(Stored records)
++++

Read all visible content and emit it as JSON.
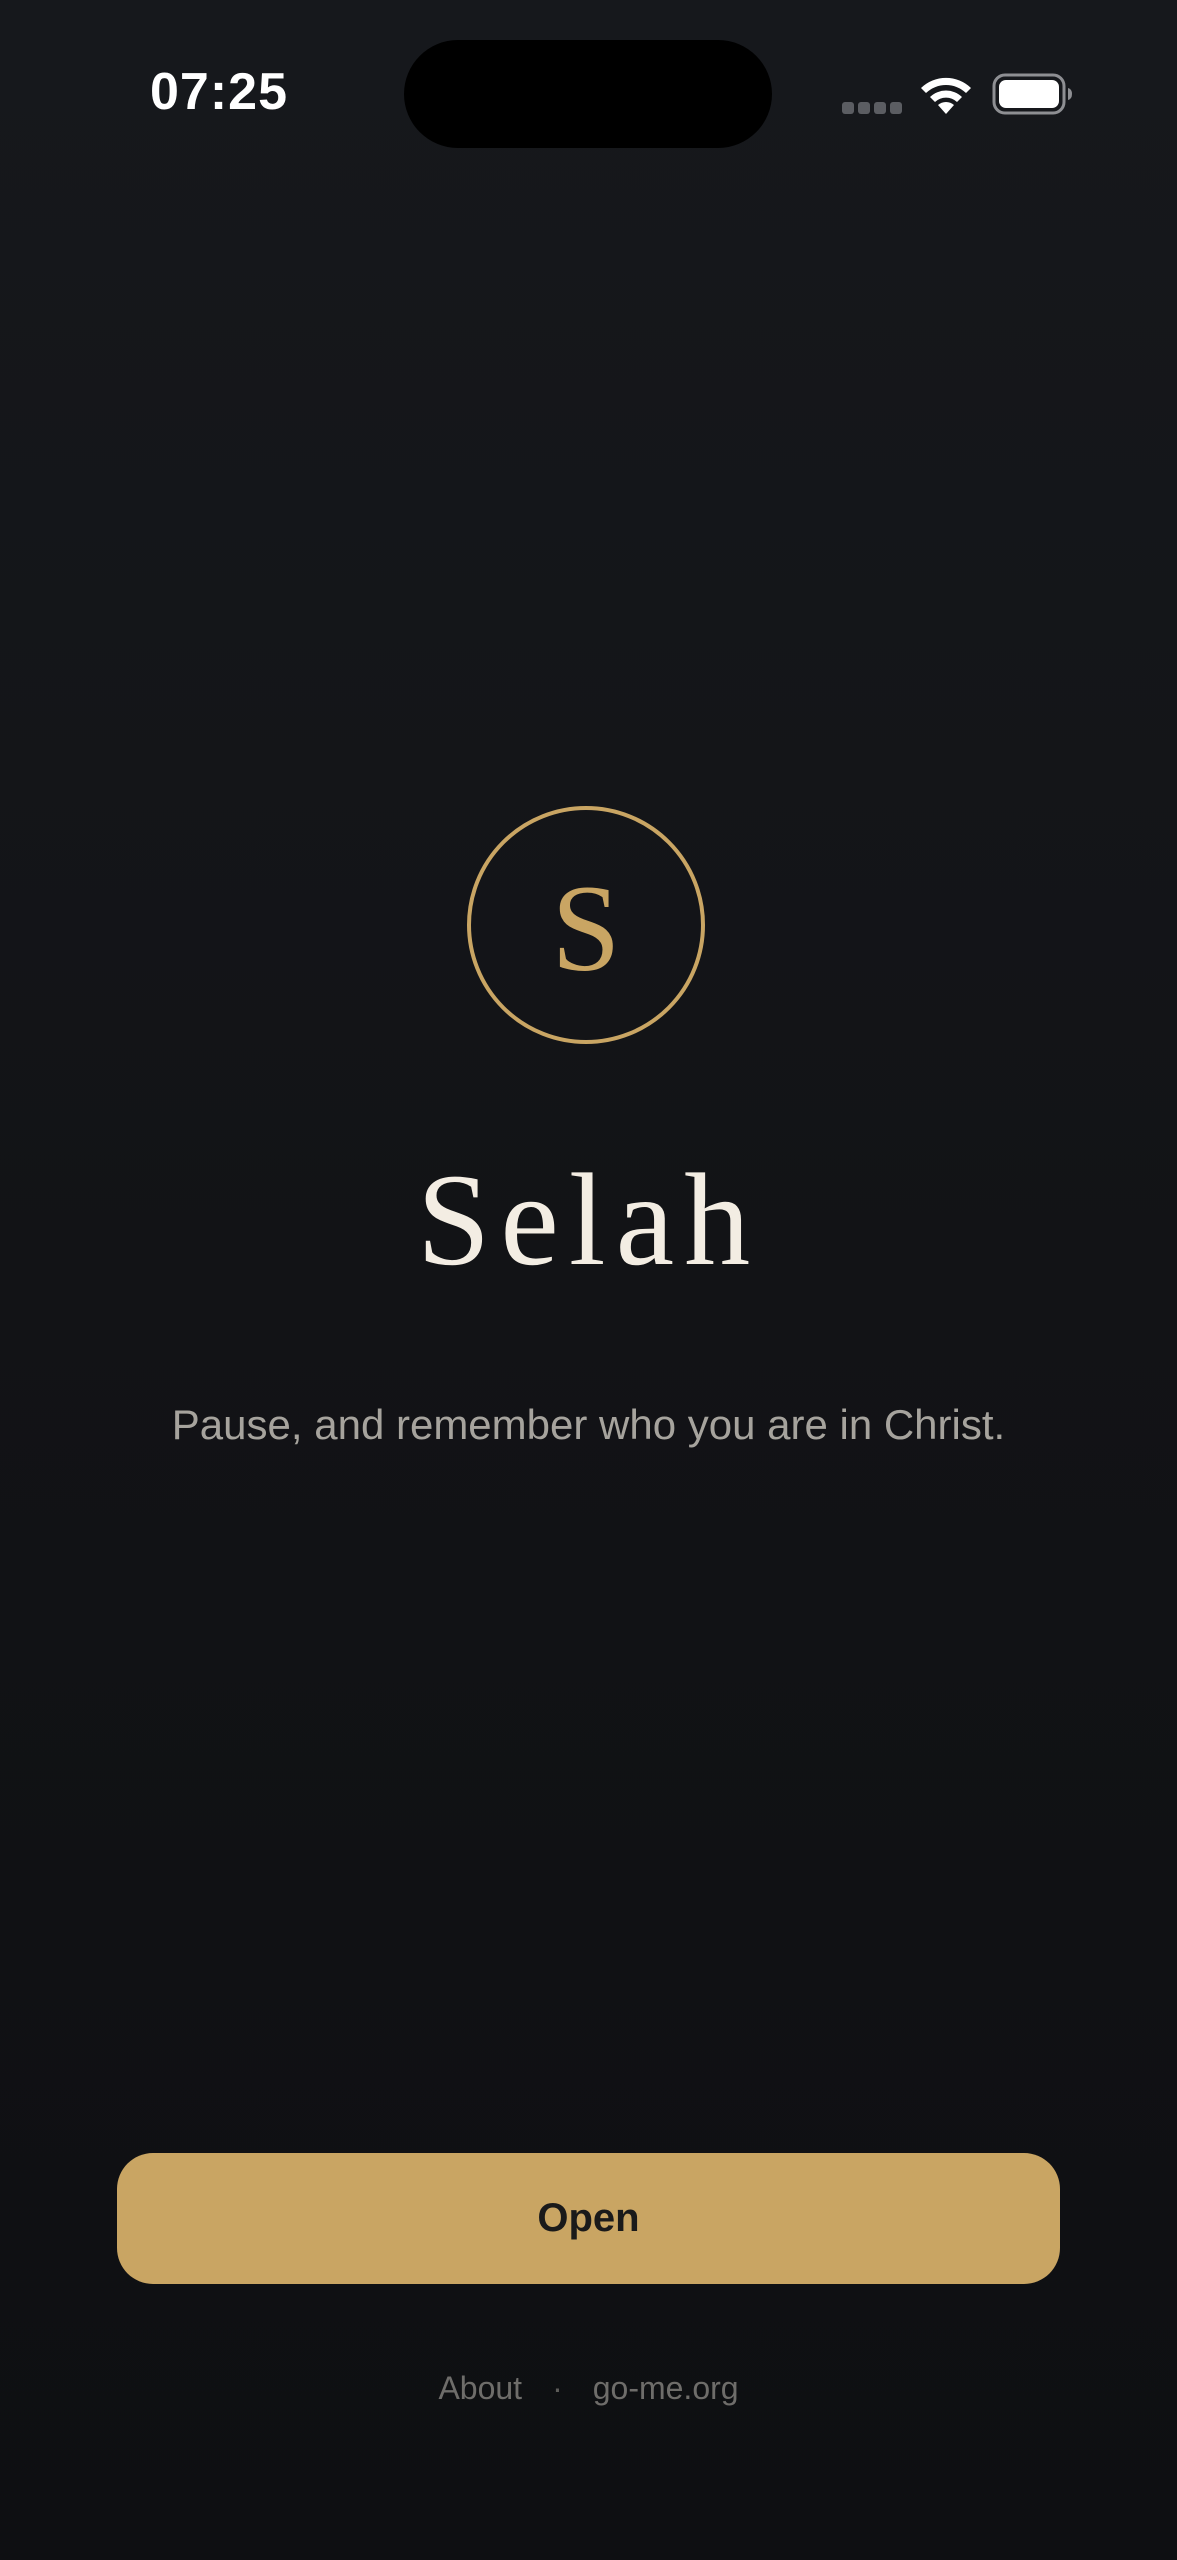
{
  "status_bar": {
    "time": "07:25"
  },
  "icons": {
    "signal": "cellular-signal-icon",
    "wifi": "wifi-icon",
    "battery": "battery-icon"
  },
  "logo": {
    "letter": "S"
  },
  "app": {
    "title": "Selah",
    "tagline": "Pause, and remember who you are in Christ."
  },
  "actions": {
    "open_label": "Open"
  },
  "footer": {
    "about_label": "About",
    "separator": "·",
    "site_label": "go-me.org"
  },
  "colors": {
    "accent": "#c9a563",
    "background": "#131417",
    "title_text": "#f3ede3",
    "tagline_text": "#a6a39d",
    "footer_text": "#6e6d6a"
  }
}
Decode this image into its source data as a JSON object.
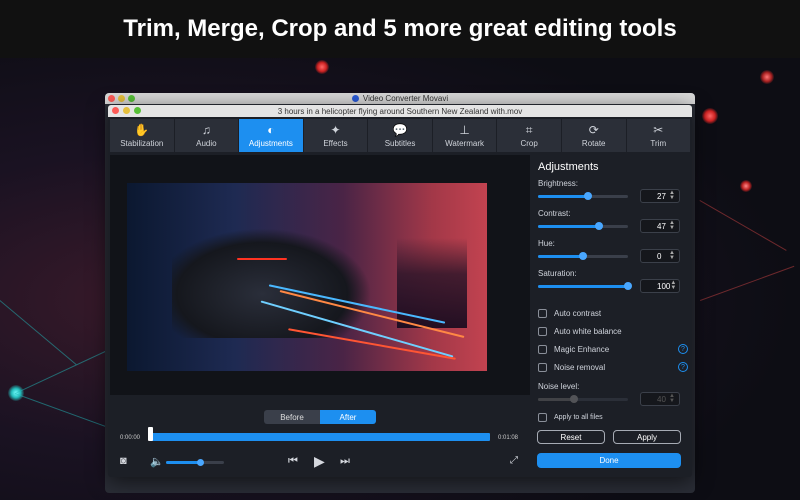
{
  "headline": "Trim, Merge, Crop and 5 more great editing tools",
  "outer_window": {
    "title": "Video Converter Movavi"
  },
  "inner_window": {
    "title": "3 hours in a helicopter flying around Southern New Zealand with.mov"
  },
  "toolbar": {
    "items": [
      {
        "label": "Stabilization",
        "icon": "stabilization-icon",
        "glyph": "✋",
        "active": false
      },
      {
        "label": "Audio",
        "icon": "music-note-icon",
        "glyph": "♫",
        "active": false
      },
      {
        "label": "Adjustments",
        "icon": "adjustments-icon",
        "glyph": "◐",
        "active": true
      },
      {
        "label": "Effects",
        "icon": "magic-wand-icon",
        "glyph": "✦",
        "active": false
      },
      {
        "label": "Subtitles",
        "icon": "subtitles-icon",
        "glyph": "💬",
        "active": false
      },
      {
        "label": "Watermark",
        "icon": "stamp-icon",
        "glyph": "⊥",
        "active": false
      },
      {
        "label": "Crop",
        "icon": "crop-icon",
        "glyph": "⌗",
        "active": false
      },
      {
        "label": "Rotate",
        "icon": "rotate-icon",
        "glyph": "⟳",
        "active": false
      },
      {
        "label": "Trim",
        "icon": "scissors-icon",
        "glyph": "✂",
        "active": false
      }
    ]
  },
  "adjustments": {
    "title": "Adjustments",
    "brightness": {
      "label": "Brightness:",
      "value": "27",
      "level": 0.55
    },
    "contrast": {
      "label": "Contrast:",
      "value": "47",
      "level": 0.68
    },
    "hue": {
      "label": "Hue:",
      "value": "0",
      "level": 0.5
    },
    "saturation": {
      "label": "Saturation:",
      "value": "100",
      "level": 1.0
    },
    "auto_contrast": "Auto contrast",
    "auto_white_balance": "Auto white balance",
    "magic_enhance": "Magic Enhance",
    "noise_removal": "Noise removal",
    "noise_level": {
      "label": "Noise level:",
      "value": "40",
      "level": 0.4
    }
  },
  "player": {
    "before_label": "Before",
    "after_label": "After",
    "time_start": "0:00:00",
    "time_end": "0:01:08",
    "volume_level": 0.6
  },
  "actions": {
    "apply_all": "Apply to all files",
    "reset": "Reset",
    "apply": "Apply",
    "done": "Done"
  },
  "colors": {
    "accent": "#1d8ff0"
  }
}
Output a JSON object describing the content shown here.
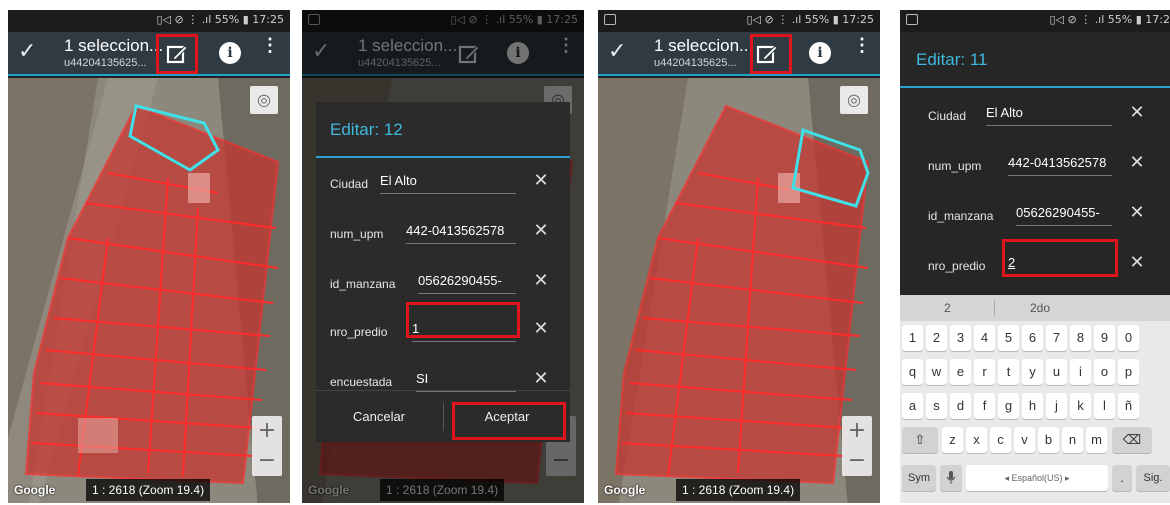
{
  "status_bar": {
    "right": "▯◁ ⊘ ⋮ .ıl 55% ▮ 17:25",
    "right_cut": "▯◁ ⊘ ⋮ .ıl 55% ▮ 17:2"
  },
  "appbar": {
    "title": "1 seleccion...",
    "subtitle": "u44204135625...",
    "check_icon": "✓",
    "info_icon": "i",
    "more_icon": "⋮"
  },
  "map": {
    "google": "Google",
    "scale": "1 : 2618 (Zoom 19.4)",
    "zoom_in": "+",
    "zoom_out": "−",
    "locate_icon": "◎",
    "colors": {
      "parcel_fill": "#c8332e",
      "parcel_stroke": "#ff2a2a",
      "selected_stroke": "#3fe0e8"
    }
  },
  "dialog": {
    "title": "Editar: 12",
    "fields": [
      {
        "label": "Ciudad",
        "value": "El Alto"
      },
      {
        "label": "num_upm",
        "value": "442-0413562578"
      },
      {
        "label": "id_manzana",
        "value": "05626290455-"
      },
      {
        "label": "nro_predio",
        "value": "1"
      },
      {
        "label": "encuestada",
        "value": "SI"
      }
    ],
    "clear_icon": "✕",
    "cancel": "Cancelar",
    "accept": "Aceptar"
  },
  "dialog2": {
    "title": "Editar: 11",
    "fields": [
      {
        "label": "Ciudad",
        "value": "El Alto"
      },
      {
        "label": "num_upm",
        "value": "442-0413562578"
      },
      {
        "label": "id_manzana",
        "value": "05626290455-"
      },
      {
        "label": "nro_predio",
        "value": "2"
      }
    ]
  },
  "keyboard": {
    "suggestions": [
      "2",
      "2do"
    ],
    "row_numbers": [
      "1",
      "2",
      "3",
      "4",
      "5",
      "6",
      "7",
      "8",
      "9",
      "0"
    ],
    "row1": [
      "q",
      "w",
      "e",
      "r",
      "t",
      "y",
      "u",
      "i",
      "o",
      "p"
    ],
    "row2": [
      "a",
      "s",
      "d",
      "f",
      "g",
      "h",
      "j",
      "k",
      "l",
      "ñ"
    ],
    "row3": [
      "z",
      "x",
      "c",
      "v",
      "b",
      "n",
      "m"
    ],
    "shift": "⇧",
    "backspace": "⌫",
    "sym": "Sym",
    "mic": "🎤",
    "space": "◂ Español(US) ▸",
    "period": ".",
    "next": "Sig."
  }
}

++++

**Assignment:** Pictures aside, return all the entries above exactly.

**Solution to this task:**
Read all visible content and emit it as JSON.
{
  "status_bar": {
    "time": "07:25"
  },
  "icons": {
    "signal": "cellular-signal-icon",
    "wifi": "wifi-icon",
    "battery": "battery-icon"
  },
  "logo": {
    "letter": "S"
  },
  "app": {
    "title": "Selah",
    "tagline": "Pause, and remember who you are in Christ."
  },
  "actions": {
    "open_label": "Open"
  },
  "footer": {
    "about_label": "About",
    "separator": "·",
    "site_label": "go-me.org"
  },
  "colors": {
    "accent": "#c9a563",
    "background": "#131417",
    "title_text": "#f3ede3",
    "tagline_text": "#a6a39d",
    "footer_text": "#6e6d6a"
  }
}
Decode this image into its source data as a JSON object.
{
  "headline": "Trim, Merge, Crop and 5 more great editing tools",
  "outer_window": {
    "title": "Video Converter Movavi"
  },
  "inner_window": {
    "title": "3 hours in a helicopter flying around Southern New Zealand with.mov"
  },
  "toolbar": {
    "items": [
      {
        "label": "Stabilization",
        "icon": "stabilization-icon",
        "glyph": "✋",
        "active": false
      },
      {
        "label": "Audio",
        "icon": "music-note-icon",
        "glyph": "♫",
        "active": false
      },
      {
        "label": "Adjustments",
        "icon": "adjustments-icon",
        "glyph": "◐",
        "active": true
      },
      {
        "label": "Effects",
        "icon": "magic-wand-icon",
        "glyph": "✦",
        "active": false
      },
      {
        "label": "Subtitles",
        "icon": "subtitles-icon",
        "glyph": "💬",
        "active": false
      },
      {
        "label": "Watermark",
        "icon": "stamp-icon",
        "glyph": "⊥",
        "active": false
      },
      {
        "label": "Crop",
        "icon": "crop-icon",
        "glyph": "⌗",
        "active": false
      },
      {
        "label": "Rotate",
        "icon": "rotate-icon",
        "glyph": "⟳",
        "active": false
      },
      {
        "label": "Trim",
        "icon": "scissors-icon",
        "glyph": "✂",
        "active": false
      }
    ]
  },
  "adjustments": {
    "title": "Adjustments",
    "brightness": {
      "label": "Brightness:",
      "value": "27",
      "level": 0.55
    },
    "contrast": {
      "label": "Contrast:",
      "value": "47",
      "level": 0.68
    },
    "hue": {
      "label": "Hue:",
      "value": "0",
      "level": 0.5
    },
    "saturation": {
      "label": "Saturation:",
      "value": "100",
      "level": 1.0
    },
    "auto_contrast": "Auto contrast",
    "auto_white_balance": "Auto white balance",
    "magic_enhance": "Magic Enhance",
    "noise_removal": "Noise removal",
    "noise_level": {
      "label": "Noise level:",
      "value": "40",
      "level": 0.4
    }
  },
  "player": {
    "before_label": "Before",
    "after_label": "After",
    "time_start": "0:00:00",
    "time_end": "0:01:08",
    "volume_level": 0.6
  },
  "actions": {
    "apply_all": "Apply to all files",
    "reset": "Reset",
    "apply": "Apply",
    "done": "Done"
  },
  "colors": {
    "accent": "#1d8ff0"
  }
}
Output a JSON object describing the content shown here.
{
  "status_bar": {
    "right": "▯◁ ⊘ ⋮ .ıl 55% ▮ 17:25",
    "right_cut": "▯◁ ⊘ ⋮ .ıl 55% ▮ 17:2"
  },
  "appbar": {
    "title": "1 seleccion...",
    "subtitle": "u44204135625...",
    "check_icon": "✓",
    "info_icon": "i",
    "more_icon": "⋮"
  },
  "map": {
    "google": "Google",
    "scale": "1 : 2618 (Zoom 19.4)",
    "zoom_in": "+",
    "zoom_out": "−",
    "locate_icon": "◎",
    "colors": {
      "parcel_fill": "#c8332e",
      "parcel_stroke": "#ff2a2a",
      "selected_stroke": "#3fe0e8"
    }
  },
  "dialog": {
    "title": "Editar: 12",
    "fields": [
      {
        "label": "Ciudad",
        "value": "El Alto"
      },
      {
        "label": "num_upm",
        "value": "442-0413562578"
      },
      {
        "label": "id_manzana",
        "value": "05626290455-"
      },
      {
        "label": "nro_predio",
        "value": "1"
      },
      {
        "label": "encuestada",
        "value": "SI"
      }
    ],
    "clear_icon": "✕",
    "cancel": "Cancelar",
    "accept": "Aceptar"
  },
  "dialog2": {
    "title": "Editar: 11",
    "fields": [
      {
        "label": "Ciudad",
        "value": "El Alto"
      },
      {
        "label": "num_upm",
        "value": "442-0413562578"
      },
      {
        "label": "id_manzana",
        "value": "05626290455-"
      },
      {
        "label": "nro_predio",
        "value": "2"
      }
    ]
  },
  "keyboard": {
    "suggestions": [
      "2",
      "2do"
    ],
    "row_numbers": [
      "1",
      "2",
      "3",
      "4",
      "5",
      "6",
      "7",
      "8",
      "9",
      "0"
    ],
    "row1": [
      "q",
      "w",
      "e",
      "r",
      "t",
      "y",
      "u",
      "i",
      "o",
      "p"
    ],
    "row2": [
      "a",
      "s",
      "d",
      "f",
      "g",
      "h",
      "j",
      "k",
      "l",
      "ñ"
    ],
    "row3": [
      "z",
      "x",
      "c",
      "v",
      "b",
      "n",
      "m"
    ],
    "shift": "⇧",
    "backspace": "⌫",
    "sym": "Sym",
    "mic": "🎤",
    "space": "◂ Español(US) ▸",
    "period": ".",
    "next": "Sig."
  }
}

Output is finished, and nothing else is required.